Sonnet

So many cars (no windshield stickers now).
At intersections stationed traffic cops
Direct the families creeping so slow,
Eyes scanning the lawns for their final stops.

Worn khakis and Hawaiian shirts on chairs,
And sulking teens and babies’ laughs in peals.
Armenian ladies, arm-in-arm in pairs,
Improbable hair wearing six-inch heels.

Here’s a lone one, a man turned back to boy.
He brought his new Harley to show her
And now he sits sad, forgets his parked toy,
How proud she’d be of what is and who were.

Everyone’s at the convention today.
All together now, “Happy Mother’s Day.”

Written June 12, 2012; revised and published June 27, 2017.

Sustaining One’s Looks

A hospital bed evening beauty treatment:

  1. Lay a hot washcloth over her face to moisten the skin and open the pores, then use it to gently wipe the crusties in her eyes away.
  2. Massage cream cleanser in little circles over her cheeks, her forehead, her chin, her sweet and dainty nose, and end with gentle sweeps over her closed eyelids.
  3. Use the now-warm washcloth to gently wipe the cleanser away, rinse it well in hot water, and make another pass to make sure her face is clean.
  4. Saturate a cotton beauty pad with toner and gently sweep it over her face in upward strokes, avoiding her eyes. Use the rest of the pad on her neck.
  5. Put a dollop of Oil of Olay in the palm of your left hand and dip and dab with your right, smoothing the beauty lotion over her skin.
  6. The whole time she will lay quiet, eyes closed and smiling. Once finished, ask, “Does that feel good?” and she will look you in the eyes with that singular mixture of gratitude and pride and say, “Yes, baby. Thank you.”

An Oral-B electric toothbrush turned out to work very well for her — it had a large enough handle that she could grip it and move it around her mouth on her own with her now-simple dentist’s hands. We decided that this electric toothbrush was, in fact, superior to the old manual brush — I got one for myself as well.

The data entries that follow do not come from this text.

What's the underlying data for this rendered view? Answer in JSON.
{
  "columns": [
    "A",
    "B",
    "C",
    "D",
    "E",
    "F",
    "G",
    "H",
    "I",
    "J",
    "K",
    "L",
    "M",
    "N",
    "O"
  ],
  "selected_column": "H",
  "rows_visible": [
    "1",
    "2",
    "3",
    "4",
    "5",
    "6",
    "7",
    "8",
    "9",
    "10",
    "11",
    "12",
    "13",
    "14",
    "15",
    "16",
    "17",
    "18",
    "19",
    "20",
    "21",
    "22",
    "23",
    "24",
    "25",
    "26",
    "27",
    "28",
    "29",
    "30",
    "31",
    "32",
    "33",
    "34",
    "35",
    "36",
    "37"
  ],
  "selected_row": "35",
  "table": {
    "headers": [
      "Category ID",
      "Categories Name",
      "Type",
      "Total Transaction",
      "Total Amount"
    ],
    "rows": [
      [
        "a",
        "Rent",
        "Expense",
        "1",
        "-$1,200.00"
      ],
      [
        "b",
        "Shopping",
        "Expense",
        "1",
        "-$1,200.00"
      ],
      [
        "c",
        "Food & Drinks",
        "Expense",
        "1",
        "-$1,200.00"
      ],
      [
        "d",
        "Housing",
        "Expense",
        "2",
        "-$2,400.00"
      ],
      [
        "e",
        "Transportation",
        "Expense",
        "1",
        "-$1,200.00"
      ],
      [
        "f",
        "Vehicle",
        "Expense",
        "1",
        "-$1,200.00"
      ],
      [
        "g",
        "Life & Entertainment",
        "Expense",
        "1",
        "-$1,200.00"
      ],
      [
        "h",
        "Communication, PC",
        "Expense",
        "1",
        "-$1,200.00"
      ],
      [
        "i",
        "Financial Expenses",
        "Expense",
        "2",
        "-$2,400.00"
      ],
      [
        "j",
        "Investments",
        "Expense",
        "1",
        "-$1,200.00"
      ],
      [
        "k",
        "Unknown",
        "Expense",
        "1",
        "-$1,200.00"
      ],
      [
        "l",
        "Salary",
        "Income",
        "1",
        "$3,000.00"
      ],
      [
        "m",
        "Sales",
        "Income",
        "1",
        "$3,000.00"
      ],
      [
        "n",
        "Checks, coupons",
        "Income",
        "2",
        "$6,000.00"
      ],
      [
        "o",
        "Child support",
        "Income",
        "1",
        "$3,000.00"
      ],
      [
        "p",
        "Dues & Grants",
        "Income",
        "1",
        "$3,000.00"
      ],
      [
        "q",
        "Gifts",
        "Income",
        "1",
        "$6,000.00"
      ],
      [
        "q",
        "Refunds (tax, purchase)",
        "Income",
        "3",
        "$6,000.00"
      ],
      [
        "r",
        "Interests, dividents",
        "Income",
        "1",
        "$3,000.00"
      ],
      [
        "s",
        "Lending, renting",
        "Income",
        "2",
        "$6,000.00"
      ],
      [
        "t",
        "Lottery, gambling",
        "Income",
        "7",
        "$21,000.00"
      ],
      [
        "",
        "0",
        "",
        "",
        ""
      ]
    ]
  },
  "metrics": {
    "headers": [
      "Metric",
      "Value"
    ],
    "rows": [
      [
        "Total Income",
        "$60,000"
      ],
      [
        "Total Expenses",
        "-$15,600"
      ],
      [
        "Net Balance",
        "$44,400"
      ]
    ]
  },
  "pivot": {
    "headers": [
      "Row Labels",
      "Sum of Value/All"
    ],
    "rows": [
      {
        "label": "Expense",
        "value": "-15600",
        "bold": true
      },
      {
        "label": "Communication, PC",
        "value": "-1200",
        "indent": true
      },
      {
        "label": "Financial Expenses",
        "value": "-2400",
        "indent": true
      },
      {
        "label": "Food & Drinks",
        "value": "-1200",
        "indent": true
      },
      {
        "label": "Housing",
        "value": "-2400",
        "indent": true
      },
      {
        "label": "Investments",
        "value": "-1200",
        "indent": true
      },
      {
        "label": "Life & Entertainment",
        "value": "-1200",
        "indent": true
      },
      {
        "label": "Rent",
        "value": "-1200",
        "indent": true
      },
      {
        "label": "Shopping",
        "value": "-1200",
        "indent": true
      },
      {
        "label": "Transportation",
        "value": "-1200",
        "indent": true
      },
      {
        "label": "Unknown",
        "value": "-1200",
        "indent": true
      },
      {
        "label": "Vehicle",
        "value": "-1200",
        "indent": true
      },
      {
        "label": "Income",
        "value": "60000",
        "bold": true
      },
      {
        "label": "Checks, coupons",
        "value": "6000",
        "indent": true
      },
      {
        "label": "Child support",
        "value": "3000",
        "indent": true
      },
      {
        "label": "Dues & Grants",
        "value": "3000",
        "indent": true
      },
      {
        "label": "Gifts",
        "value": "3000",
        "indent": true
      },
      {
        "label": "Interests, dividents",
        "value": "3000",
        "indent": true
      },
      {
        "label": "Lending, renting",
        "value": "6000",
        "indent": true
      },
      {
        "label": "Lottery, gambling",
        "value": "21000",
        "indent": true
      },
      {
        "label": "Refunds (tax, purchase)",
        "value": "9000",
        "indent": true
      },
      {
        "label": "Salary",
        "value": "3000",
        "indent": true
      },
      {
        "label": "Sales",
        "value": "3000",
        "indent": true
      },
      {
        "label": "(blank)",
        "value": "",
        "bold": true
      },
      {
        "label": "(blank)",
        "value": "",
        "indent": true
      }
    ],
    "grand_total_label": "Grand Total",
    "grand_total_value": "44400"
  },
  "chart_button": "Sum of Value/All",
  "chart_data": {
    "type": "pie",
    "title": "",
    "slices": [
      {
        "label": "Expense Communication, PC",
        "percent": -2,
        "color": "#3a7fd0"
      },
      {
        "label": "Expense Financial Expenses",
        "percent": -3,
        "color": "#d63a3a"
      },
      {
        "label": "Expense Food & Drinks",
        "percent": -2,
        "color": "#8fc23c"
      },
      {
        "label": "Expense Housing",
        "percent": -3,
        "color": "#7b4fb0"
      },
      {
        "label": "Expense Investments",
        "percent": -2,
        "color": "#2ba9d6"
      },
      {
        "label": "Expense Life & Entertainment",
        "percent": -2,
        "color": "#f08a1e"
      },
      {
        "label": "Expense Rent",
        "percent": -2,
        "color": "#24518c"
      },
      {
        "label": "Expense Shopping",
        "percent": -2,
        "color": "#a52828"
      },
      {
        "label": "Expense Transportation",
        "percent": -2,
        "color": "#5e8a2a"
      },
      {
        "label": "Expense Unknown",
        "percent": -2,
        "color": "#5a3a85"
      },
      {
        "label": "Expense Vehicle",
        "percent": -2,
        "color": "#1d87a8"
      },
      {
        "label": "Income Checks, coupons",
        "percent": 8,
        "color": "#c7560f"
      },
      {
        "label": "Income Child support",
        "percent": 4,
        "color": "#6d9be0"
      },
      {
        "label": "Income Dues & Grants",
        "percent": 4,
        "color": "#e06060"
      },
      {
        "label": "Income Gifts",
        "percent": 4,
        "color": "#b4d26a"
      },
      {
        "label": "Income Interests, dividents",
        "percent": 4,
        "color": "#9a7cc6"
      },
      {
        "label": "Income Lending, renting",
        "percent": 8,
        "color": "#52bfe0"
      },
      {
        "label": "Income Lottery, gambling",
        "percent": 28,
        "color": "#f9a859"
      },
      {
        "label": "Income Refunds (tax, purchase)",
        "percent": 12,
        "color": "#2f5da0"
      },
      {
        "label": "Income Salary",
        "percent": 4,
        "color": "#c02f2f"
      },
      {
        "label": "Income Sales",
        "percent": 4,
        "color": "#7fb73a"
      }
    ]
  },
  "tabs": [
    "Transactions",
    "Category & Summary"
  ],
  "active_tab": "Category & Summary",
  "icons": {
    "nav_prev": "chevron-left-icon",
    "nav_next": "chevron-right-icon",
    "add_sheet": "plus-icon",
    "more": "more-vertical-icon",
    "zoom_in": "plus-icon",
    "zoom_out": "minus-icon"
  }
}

Flossing was not solved so effortlessly. She walked me through the same lecture on Flossing a Patient’s Mouth that she had delivered to countless dental assistants. Easier than one thought, but challenging to carry out to a dentist’s satisfaction. With index fingers holding taught 1cm of floss, having made the rounds top and bottom, I’d ask, “How’s that?” Frowning with concentration, her tongue made the same rounds and she’d declare, “One more. Here.” She’d open her mouth, pointing at the offending spot with the prehensile tip of her tongue, and I’d dive in again to clear it out so that I could have that singular look and those words again, “Yes, baby. Thank you.”

Pacheco Pass

There’s a stretch of One-Fifty-Two out east of Gilroy where the trees bend over backwards and splay their arms out and up to the sky. They’re close in a row by the road and the power lines. They must have begun blithely upright, but now that they’ve grown someone has to come along and cut them away from the lines. Oak trees are sacred in California (there’s a fine for cutting them down) so whoever-it-is only cuts out the middles of their branches and leaves the rest to spread out on either side of the wires. Only when you drive down that road do they line up so that you notice the way the wire cuts a path right through their heads.

When you’re on the back of a motorcycle, though, and turn your head to look at them from the side, they look just fine. Your driver’s helmet blocks the front view, so you turn your head and look at the trees and fences and barns. You hold on to his hips and turn your head to the side and figure out which plots of land you like best and why. When you see a particularly rusty old car or a particularly large old barn that might make a nice garage, you point and he looks to the side too and nods and smiles. On the back of the bike, Los Angeles is a shiny plastic snow-globe in the back of your mind.